Mutually increased risks for thyroid and breast cancer have been reported, but the contribution of etiologic factors versus increased medical surveillance to these associations is unknown.
Leveraging large-scale US population-based cancer registry data, we used standardized incidence ratios (SIRs) to investigate the reciprocal risks of thyroid and breast cancers among adult females diagnosed with a first primary invasive, non-metastatic breast cancer (N = 652,627) or papillary thyroid cancer (PTC) (N = 92,318) during 2000–2017 who survived ≥1-year.
PTC risk was increased 1.3-fold [N = 1434; SIR = 1.32; 95 % confidence interval (CI) = 1.25–1.39] after breast cancer compared to the general population. PTC risk declined significantly with time since breast cancer (Poisson regression = P trend <0.001) and was evident only for tumors ≤2 cm in size. The SIRs for PTC were higher after hormone-receptor (HR)+ (versus HR-) and stage II or III (versus stage 0-I) breast tumors. Breast cancer risk was increased 1.2-fold (N = 2038; SIR = 1.21; CI = 1.16–1.26) after PTC and was constant over time since PTC but was only increased for stage 0-II and HR + breast cancers.

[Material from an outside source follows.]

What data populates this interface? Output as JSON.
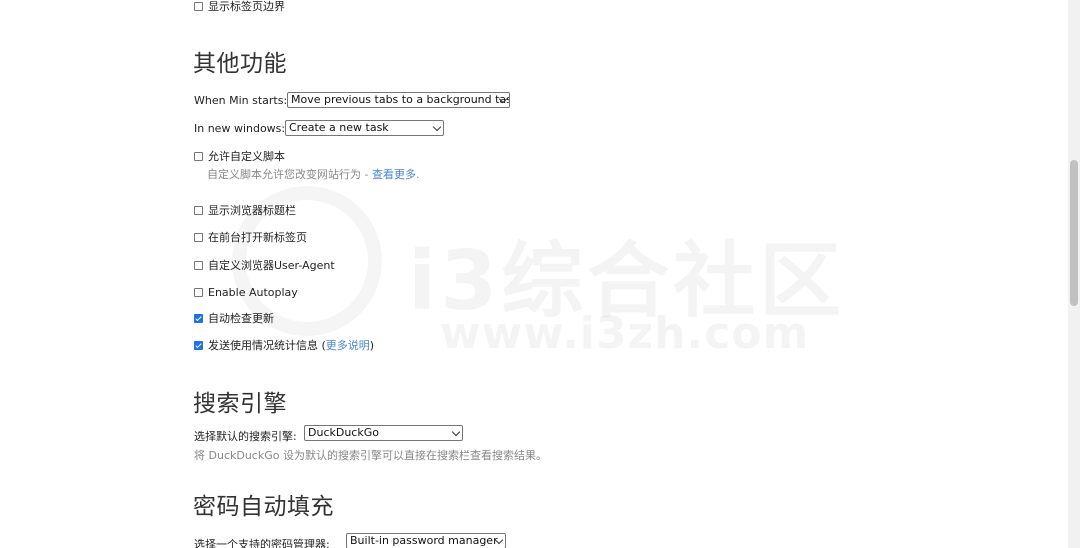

Although some of the patterns by latency, stage and size are consistent with heightened surveillance contributing to the breast-thyroid association, we cannot exclude a role of shared etiology or treatment effects.
A number of studies have reported increased risk for thyroid cancer among breast cancer survivors and the reciprocal increased risk for breast cancer among thyroid cancer survivors [ , ]. Past studies have hypothesized that the association between breast and thyroid cancers may be explained by shared etiological factors (e.g., genetic factors [ PTEN -mutation] and obesity) or treatment received for initial cancer [ ]. Additionally, cancer survivors undergo heightened clinical surveillance, which may result in incidental detection of primarily early-stage, small-sized tumors that may not have become clinically apparent during the patient’s lifetime [ , ]. While it is established that this more intensive clinical surveillance immediately after diagnosis can result in spuriously inflated risks of subsequent malignancies compared with the general population [ ], prolonged heightened surveillance also has been suggested as a potential explanation for the observed increased risks of these second breast and thyroid cancers [ , , ]. However, previous studies have not systematically assessed breast and thyroid cancer risks by latency, stage, and tumor size.